WORK REQUIRED
Report every line of the material that contains the string "medida".

Start of MATERIAL FOR THIS TASK

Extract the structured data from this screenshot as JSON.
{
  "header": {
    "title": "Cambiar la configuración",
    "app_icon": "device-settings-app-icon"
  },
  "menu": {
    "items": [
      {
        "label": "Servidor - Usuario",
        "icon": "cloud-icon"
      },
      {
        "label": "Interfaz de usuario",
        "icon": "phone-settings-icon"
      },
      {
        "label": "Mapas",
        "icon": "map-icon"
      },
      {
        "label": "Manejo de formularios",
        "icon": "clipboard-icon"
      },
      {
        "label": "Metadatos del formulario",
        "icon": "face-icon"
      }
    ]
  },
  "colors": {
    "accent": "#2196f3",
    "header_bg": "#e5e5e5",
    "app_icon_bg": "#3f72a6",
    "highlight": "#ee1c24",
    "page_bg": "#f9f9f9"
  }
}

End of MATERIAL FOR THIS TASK
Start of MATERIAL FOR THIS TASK

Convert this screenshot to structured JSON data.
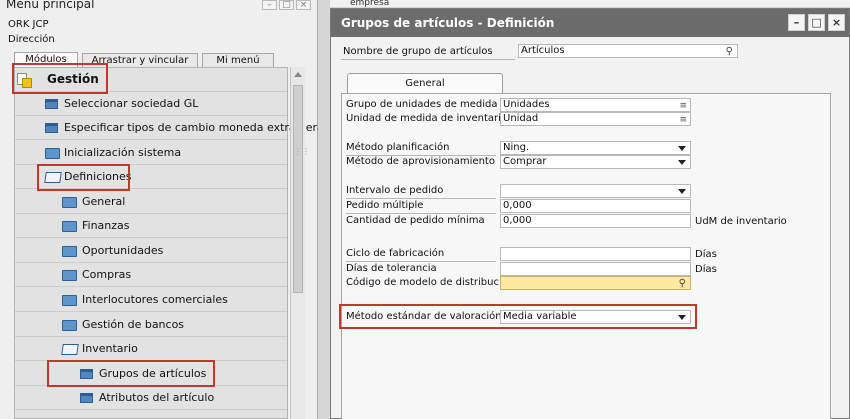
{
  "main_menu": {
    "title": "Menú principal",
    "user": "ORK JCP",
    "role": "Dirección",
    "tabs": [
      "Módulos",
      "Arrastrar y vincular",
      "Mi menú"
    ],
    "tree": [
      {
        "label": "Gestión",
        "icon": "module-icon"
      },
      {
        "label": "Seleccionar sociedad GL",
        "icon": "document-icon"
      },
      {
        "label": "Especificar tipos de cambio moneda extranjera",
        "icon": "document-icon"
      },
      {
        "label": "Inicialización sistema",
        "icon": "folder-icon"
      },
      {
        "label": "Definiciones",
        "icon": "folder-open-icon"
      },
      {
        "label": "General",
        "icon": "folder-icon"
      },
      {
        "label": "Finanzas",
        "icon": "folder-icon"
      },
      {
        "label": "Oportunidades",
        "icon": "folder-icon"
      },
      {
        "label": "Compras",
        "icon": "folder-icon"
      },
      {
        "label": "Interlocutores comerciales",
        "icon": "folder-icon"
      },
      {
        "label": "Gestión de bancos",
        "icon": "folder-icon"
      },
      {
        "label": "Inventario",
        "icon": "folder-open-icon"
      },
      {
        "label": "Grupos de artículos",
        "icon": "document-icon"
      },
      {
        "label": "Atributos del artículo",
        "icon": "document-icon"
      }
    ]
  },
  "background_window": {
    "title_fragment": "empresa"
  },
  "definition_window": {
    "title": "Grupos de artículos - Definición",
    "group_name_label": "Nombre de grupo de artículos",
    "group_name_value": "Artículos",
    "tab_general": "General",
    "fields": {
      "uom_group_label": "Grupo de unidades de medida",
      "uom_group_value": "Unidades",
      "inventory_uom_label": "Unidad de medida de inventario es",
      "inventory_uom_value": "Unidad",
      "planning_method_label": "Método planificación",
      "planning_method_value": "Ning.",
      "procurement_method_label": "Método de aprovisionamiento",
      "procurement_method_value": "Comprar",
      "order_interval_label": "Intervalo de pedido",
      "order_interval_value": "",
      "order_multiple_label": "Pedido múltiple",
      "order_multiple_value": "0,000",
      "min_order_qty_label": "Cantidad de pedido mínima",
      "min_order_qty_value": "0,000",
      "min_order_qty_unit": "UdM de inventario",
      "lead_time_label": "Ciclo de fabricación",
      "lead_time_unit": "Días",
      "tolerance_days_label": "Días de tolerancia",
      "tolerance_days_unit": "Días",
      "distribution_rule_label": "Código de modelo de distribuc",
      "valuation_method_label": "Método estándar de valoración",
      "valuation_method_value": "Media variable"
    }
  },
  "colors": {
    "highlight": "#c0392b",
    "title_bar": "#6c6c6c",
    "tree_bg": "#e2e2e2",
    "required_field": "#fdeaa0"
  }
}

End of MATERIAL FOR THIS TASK
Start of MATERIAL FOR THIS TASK

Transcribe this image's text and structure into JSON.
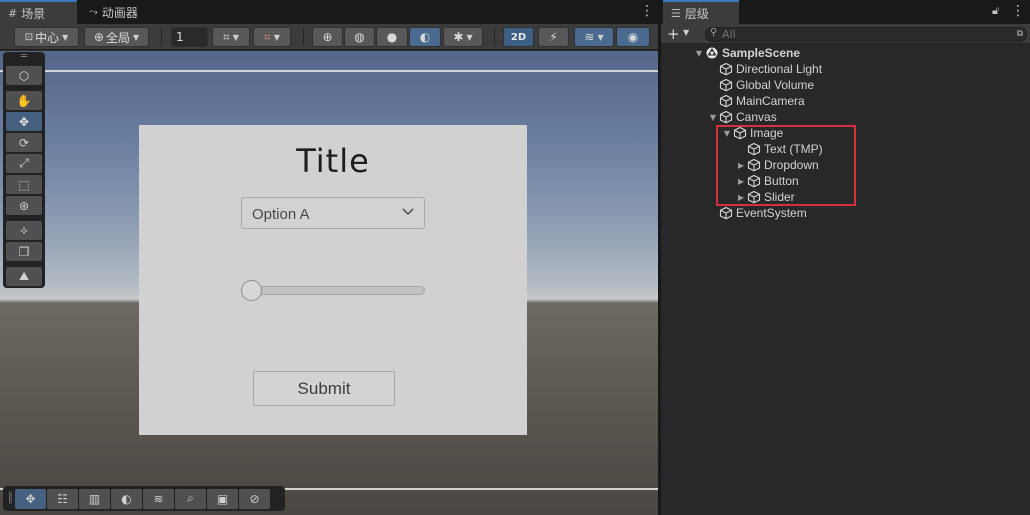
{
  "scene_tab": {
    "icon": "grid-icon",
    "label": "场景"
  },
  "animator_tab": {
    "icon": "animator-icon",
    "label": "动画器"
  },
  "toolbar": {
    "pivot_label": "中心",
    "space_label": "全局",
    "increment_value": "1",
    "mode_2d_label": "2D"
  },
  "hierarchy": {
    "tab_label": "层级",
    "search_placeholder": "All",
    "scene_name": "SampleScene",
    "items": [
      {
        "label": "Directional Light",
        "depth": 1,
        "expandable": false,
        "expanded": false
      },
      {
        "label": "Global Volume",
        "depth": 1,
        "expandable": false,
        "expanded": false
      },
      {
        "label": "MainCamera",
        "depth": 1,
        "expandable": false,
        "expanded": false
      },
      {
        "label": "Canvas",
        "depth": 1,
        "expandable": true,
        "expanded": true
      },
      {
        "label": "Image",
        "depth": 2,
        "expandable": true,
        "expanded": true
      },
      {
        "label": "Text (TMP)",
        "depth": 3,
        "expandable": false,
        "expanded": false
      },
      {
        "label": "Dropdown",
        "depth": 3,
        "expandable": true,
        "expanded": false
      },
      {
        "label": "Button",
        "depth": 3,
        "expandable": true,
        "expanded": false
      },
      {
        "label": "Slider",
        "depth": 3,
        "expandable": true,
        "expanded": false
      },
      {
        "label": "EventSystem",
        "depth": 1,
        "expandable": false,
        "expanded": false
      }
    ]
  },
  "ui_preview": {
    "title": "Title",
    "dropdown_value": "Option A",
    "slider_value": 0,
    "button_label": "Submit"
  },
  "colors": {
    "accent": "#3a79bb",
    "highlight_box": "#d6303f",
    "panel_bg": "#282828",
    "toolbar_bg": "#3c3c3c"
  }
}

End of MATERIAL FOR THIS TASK

TASK RESULT
      "uom_group_label": "Grupo de unidades de medida",
      "inventory_uom_label": "Unidad de medida de inventario es",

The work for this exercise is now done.